The destruction and fragmentation of habitats has become one of the major threats to biodiversity. Not all insect species are equally affected by habitat fragmentation: species of higher trophic levels, rare species, species with specific habitat requirements, species with greatly fluctuating populations, and species with poor dispersal abilities are expected to be more prone to extinction. For example, butterfly communities on calcareous grasslands show positive species—area relationships, and the most specialized and endangered butterflies profit most from large grassland fragments. For a few butterflies, morphological characters associated with flight ability have been shown to change with isolation of limestone habitat fragments. This indicates that habitat fragmentation in simple, human-dominated landscapes may also have evolutionary consequences for the life-history traits within populations. As a result of changes in community structure, interspecific interactions such as plant—pollinator interactions may be disrupted. Grasses are wind-pollinated, but most herbs, such as the many legume species that typically play a major role in nutrient-poor or extensively managed grasslands, depend on insect pollination. Populations of pollinating bees need nectar and pollen resources as well as suitable nesting sites. Both may be limiting in small grassland fragments, and so very small plant patches usually receive fewer pollinator visits. Plant ecologists have found clear evidence that pollination efficiency, gene flow by pollen dispersal, and seed set are reduced in small calcareous grasslands. Habitat fragmentation is known to also affect specialized populations of higher trophic levels, for example, in a plant—herbivore—parasitoid food chain. Communities of monophagous butterflies show a steeper increase with the area of grasslands than communities of plants. Theoretical models and empirical evidence show that specialized parasitoids (and predators) suffer even more, so that food chain length tends to be shortened and herbivores tend to become released from possible control of their natural enemies.

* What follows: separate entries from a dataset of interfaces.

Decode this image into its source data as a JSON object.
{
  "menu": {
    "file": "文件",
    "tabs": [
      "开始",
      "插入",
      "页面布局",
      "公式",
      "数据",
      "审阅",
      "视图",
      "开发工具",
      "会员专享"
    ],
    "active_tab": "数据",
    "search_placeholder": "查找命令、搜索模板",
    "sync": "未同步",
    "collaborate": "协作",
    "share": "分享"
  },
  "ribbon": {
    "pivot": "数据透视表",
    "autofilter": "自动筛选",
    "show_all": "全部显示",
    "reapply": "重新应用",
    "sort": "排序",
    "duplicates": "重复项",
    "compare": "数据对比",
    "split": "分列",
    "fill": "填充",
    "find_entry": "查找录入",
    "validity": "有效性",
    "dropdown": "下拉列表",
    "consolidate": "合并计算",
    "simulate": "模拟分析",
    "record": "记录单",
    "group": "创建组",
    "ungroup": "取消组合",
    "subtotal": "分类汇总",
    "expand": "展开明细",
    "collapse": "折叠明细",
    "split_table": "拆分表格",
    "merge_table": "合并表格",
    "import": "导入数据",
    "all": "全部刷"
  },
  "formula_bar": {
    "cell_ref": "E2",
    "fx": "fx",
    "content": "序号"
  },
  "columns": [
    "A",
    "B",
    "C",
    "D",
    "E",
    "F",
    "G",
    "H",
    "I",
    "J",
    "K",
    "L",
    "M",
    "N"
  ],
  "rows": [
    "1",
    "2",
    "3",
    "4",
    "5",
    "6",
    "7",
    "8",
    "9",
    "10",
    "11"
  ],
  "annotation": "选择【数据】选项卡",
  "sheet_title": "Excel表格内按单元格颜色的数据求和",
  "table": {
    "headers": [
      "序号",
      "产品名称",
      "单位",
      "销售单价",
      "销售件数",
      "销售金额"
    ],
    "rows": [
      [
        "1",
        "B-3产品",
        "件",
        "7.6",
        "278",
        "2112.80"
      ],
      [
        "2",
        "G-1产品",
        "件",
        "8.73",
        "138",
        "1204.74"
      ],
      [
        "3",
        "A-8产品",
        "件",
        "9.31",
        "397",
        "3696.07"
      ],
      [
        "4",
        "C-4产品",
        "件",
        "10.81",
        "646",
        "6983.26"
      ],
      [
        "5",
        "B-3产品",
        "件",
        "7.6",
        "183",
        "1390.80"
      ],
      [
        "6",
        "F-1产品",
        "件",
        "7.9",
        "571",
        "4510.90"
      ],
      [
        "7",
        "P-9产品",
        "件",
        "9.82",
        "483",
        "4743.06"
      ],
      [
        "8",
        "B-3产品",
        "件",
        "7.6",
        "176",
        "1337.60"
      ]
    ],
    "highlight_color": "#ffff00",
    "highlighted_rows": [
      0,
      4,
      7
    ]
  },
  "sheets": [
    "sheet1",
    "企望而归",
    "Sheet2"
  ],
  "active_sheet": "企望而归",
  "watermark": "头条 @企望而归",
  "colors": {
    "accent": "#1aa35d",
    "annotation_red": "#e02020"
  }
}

Habitat quality of species-rich grasslands such as the calcareous grasslands mainly depends on the opposing forces of management (see below) and succession. Speed of succession may be related to fragment size because late-successional shrubs and trees often invade from the edge. Abandoned grasslands will often increase in species richness of both plants and insects, but they will certainly decrease on late-successional grasslands (for example after 10—20 years of abandonment), when shrubs and trees become dominant. Many specialized butterflies mainly occur on regularly mown or grazed calcareous grasslands as they appear to rely on warm microclimates and host plants associated with only sparse vegetation (Fig. 1). The rare British butterfly Hesperia comma prefers small plants of the grass Festuca ovina surrounded by sunny bare ground and nectar resources as oviposition sites. Death of rabbits from the myxomatosis virus appeared to enhance population declines of this butterfly, because the reduced rabbit populations caused less grazing. Ground-nesting species such as solitary bees are also more abundant on regularly mown or grazed grasslands, because the sparse vegetation and open soil provide nesting sites and thereby greatly enhance populations. In contrast, aboveground-nesting solitary bees are enhanced by dense, high, and woody vegetation that offers the necessary plant

FIGURE 1 Calcareous grasslands belong to the most species-rich habitat types in Central Europe and depend on annual cutting or grazing (near Göttingen, Germany, photograph by Jochen Krauss).

material for nest construction. Altogether, species will profit from early-, mid-, or late-successional stages depending on their life-history traits, and highest overall diversity should be conserved with a mosaic of different successional stages.

Beekeeping for Beginners

Beekeeping for Beginners

The information in this book is useful to anyone wanting to start beekeeping as a hobby or a business. It was written for beginners. Those who have never looked into beekeeping, may not understand the meaning of the terminology used by people in the industry. We have tried to overcome the problem by giving explanations. We want you to be able to use this book as a guide in to beekeeping.

Get My Free Ebook


Post a comment